  • The complete brake system is mounted in a fixture containing a vehicle corner, i.e. ¼ of the full chassis with suspension.

  • Several thousands of brake conditions are tested, among others at different wheel speed, brake pressure, rotor temperature, various environmental conditions and brake wear to mention a few.

  • A measurement microphone records the brake squeal.

  • Accelerometers register vibrations for correlation to the noise.

  • 3D laser vibrometer or acoustic cameras are sometimes used for root cause investigations.

  • In the case of brake squeal noise exceeding acceptable levels, this test can be used for testing a range of different brake components. This includes modifications of the brake pads, the lining material composition, pad design, adding shims, mass loading and damping or modification of the rotor or caliper, including mass loading of the caliper.

Wheelhouse test

The final important testing is the road test. This is done at precisely defined test locations and test conditions for long periods to capture all, important driving, environmental and brake conditions. The noise is recorded inside the vehicle and in the wheelhouse simultaneously with numerous other parameters like brake vibrations, brake pressure, brake temperature, driving conditions, deceleration and, finally, the important subjective impressions.
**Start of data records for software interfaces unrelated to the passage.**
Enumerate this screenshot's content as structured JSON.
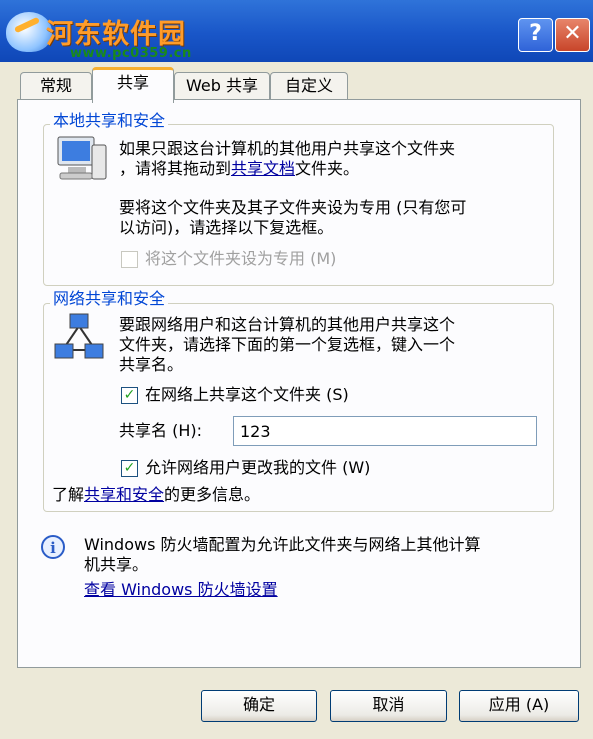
{
  "watermark": {
    "site": "河东软件园",
    "url": "www.pc0359.cn"
  },
  "titlebar": {
    "help_label": "?",
    "close_label": "✕"
  },
  "tabs": [
    {
      "label": "常规"
    },
    {
      "label": "共享"
    },
    {
      "label": "Web 共享"
    },
    {
      "label": "自定义"
    }
  ],
  "local": {
    "group_title": "本地共享和安全",
    "line1": "如果只跟这台计算机的其他用户共享这个文件夹",
    "line2_pre": "，请将其拖动到",
    "line2_link": "共享文档",
    "line2_post": "文件夹。",
    "line3": "要将这个文件夹及其子文件夹设为专用 (只有您可",
    "line4": "以访问)，请选择以下复选框。",
    "private_checkbox": "将这个文件夹设为专用 (M)"
  },
  "network": {
    "group_title": "网络共享和安全",
    "line1": "要跟网络用户和这台计算机的其他用户共享这个",
    "line2": "文件夹，请选择下面的第一个复选框，键入一个",
    "line3": "共享名。",
    "share_checkbox": "在网络上共享这个文件夹 (S)",
    "share_checked": "✓",
    "share_name_label": "共享名 (H):",
    "share_name_value": "123",
    "allow_checkbox": "允许网络用户更改我的文件 (W)",
    "allow_checked": "✓",
    "learn_pre": "了解",
    "learn_link": "共享和安全",
    "learn_post": "的更多信息。"
  },
  "firewall": {
    "info_icon": "i",
    "line1": "Windows 防火墙配置为允许此文件夹与网络上其他计算",
    "line2": "机共享。",
    "link": "查看 Windows 防火墙设置"
  },
  "buttons": {
    "ok": "确定",
    "cancel": "取消",
    "apply": "应用 (A)"
  },
  "colors": {
    "titlebar": "#1956c8",
    "group_label": "#0046d5",
    "link": "#0000a0",
    "dialog_bg": "#ece9d8"
  }
}
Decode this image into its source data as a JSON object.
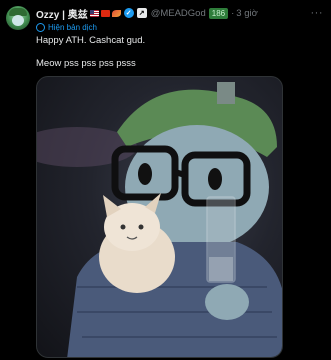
{
  "post": {
    "display_name": "Ozzy | 奥兹",
    "verified_mark": "✓",
    "affiliate_mark": "↗",
    "handle": "@MEADGod",
    "badge": "186",
    "separator": "·",
    "time": "3 giờ",
    "more": "···",
    "translate_label": "Hiện bản dịch",
    "text_line1": "Happy ATH. Cashcat gud.",
    "text_line2": "Meow pss pss pss psss"
  },
  "media": {
    "description_icon": "image-icon"
  },
  "colors": {
    "accent": "#1d9bf0",
    "badge_bg": "#2e7d3a",
    "muted": "#71767b"
  }
}
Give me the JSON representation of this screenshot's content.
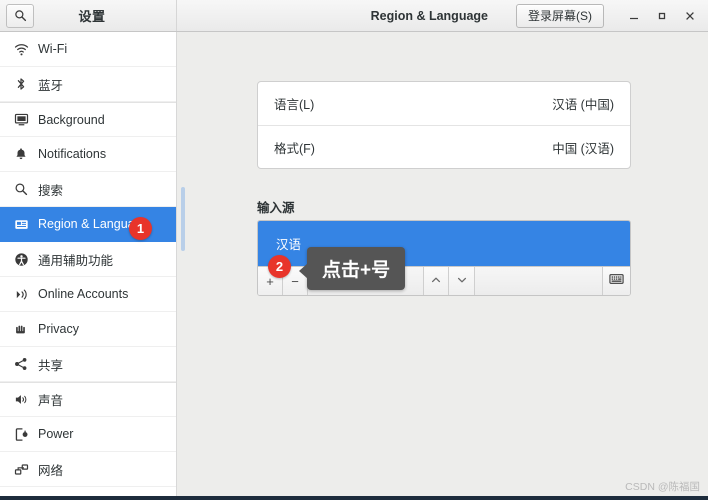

The test needs to be repeated for many vehicles and for long mileages at all seasons, especially during wintertime. An OEM would for example use 25 cars equipped with four microphones in the wheelhouse, a reference microphone at the driver’s ear, and at least four accelerometers for driving the dedicated test cycles for 50,000 km (30,000 miles). Besides testing on different road conditions, this also includes other tests such as soaking in cooling facilities, driving on splash tracks before braking and other special tests. This allows the NVH engineer to capture brake noise results across all possible external conditions.